__EXERCISE GOAL__: What lines of the material below include the string "title"? Copy all of them.

START DATA TO EXAMINE

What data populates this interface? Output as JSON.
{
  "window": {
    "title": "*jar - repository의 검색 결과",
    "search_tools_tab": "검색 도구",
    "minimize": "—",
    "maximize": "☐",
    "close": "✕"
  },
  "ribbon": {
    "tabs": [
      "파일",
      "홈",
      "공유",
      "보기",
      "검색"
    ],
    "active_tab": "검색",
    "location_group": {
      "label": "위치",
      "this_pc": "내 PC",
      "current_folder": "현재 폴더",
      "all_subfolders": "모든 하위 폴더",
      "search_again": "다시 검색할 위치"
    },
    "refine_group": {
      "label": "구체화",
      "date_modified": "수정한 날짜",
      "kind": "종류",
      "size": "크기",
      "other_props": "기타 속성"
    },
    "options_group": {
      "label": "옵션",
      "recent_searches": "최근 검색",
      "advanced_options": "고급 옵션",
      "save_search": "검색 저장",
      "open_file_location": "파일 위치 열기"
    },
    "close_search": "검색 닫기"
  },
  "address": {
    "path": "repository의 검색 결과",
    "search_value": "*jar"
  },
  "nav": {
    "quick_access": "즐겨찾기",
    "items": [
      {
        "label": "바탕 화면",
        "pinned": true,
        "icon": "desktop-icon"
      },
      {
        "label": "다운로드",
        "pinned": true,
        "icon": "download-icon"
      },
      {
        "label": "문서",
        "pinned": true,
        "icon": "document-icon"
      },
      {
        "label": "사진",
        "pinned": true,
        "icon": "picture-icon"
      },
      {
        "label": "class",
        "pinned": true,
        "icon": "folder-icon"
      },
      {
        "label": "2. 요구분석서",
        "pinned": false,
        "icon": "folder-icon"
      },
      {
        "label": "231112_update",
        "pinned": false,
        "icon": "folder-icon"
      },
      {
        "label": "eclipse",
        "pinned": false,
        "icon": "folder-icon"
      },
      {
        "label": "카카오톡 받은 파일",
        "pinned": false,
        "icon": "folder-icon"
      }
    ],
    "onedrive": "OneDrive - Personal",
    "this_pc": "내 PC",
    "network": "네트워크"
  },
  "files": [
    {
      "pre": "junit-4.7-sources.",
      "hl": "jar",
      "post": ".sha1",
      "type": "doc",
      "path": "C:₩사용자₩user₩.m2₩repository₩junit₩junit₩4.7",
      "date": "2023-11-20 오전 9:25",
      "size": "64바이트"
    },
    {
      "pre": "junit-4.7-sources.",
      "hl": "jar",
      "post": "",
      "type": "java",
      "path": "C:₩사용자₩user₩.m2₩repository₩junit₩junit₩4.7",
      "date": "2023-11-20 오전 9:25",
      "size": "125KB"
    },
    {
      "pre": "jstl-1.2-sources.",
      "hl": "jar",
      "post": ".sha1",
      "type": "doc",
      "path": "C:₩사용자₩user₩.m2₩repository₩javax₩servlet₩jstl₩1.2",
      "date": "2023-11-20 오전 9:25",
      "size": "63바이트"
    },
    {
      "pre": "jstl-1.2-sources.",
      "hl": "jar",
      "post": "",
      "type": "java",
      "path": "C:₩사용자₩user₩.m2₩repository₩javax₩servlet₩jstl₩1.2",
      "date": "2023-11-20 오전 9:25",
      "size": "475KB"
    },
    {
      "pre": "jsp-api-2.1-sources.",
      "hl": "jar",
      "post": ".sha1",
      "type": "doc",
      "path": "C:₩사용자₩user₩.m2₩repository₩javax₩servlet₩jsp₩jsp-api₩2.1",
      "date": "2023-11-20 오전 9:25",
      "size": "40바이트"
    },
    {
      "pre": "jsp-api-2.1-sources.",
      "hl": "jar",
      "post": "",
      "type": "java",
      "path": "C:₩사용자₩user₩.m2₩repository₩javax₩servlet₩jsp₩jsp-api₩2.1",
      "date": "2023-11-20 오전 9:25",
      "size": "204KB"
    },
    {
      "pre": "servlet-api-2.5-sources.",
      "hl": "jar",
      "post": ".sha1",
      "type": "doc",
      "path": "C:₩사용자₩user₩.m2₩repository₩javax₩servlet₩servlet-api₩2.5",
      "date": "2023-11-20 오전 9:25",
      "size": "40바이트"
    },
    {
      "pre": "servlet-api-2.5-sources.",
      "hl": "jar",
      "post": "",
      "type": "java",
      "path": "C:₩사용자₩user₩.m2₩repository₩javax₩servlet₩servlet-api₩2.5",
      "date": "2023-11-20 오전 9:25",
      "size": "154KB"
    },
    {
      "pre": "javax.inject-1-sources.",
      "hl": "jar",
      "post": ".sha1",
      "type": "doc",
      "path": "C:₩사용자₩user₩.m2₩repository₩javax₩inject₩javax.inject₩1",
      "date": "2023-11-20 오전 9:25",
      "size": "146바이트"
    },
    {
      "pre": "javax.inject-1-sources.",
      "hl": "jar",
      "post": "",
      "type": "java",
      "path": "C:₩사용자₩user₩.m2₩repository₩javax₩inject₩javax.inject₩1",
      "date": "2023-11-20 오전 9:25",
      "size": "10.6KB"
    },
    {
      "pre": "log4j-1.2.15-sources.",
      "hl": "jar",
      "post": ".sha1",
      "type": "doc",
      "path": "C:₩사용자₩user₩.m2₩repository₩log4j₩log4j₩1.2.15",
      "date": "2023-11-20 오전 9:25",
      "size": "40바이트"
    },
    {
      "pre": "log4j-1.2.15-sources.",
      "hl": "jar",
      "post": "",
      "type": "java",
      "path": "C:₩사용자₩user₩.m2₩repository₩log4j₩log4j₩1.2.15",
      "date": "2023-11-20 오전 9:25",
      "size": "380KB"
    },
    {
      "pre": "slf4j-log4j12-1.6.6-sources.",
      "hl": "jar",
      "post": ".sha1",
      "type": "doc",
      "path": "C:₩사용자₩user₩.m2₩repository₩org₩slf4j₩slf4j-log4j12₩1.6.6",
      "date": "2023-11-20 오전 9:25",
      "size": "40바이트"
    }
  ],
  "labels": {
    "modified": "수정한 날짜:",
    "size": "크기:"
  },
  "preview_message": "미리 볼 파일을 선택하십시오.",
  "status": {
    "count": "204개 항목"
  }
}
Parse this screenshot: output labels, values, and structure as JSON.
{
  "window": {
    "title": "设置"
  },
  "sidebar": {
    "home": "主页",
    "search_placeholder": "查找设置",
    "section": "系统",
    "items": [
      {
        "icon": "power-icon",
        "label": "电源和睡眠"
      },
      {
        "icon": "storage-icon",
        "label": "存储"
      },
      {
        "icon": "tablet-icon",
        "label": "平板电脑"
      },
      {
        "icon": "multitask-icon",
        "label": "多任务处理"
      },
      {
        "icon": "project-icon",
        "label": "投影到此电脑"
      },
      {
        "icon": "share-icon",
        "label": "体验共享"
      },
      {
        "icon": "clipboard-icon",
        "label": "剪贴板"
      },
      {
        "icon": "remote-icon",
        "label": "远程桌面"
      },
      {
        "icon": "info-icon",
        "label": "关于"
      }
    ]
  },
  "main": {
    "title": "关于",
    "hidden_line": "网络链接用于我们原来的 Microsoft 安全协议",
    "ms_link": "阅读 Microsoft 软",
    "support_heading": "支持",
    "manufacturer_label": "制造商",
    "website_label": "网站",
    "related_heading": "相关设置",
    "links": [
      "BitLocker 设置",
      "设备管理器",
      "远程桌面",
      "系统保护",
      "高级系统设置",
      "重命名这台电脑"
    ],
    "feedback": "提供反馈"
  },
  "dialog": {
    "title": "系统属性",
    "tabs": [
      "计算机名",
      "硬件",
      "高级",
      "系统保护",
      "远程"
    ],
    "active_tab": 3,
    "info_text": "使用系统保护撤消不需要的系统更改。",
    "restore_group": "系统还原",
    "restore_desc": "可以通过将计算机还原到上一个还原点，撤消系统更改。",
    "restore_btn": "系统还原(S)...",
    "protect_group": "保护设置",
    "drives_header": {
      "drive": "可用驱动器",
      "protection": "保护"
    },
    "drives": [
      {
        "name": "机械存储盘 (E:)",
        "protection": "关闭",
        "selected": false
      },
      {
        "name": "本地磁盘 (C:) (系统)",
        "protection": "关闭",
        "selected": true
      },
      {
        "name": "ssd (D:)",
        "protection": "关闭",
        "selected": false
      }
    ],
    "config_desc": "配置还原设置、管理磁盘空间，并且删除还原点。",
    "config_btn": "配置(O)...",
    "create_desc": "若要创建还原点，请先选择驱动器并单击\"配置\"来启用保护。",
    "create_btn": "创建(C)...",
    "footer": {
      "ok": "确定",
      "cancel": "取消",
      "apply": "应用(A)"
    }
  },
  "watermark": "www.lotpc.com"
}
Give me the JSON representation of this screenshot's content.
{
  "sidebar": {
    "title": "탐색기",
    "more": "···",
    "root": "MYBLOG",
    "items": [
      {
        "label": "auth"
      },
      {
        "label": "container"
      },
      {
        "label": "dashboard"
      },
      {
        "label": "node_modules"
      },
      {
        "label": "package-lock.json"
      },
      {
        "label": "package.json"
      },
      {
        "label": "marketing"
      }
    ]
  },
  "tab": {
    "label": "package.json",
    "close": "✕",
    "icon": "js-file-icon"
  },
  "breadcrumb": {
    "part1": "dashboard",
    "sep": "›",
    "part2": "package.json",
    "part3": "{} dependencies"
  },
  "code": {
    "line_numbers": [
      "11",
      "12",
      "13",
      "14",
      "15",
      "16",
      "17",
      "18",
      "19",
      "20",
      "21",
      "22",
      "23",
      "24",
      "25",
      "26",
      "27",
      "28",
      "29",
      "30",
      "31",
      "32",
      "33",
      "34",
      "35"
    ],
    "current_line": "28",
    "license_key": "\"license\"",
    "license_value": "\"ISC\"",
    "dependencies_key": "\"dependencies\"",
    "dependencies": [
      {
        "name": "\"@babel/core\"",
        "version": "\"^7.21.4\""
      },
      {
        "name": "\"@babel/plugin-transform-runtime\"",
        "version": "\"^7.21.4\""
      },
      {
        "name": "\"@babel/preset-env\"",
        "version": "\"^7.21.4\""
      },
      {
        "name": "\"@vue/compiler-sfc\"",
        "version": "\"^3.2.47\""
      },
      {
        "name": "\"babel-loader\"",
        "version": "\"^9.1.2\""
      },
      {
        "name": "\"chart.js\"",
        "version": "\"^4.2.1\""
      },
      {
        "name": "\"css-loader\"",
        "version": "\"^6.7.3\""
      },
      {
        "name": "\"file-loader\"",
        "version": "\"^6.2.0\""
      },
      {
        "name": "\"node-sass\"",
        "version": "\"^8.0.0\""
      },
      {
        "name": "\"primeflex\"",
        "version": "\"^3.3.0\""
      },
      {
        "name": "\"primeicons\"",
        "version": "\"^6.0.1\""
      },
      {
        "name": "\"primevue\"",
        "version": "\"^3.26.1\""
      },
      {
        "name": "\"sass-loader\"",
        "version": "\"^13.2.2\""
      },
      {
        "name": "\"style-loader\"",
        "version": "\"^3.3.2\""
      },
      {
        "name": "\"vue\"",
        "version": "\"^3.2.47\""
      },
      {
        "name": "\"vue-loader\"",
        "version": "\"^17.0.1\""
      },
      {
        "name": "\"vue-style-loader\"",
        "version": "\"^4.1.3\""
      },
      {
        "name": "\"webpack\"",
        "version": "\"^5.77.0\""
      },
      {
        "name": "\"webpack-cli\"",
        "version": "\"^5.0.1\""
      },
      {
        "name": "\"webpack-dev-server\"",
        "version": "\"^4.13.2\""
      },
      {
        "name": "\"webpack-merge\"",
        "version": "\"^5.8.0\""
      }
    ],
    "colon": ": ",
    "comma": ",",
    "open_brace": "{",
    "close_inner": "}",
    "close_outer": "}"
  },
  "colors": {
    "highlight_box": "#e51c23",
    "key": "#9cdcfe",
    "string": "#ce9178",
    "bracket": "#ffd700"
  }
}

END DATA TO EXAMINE

__TASK OUTPUT__:
    "title": "*jar - repository의 검색 결과",
    "title": "设置"
    "title": "关于",
    "title": "系统属性",
    "title": "탐색기",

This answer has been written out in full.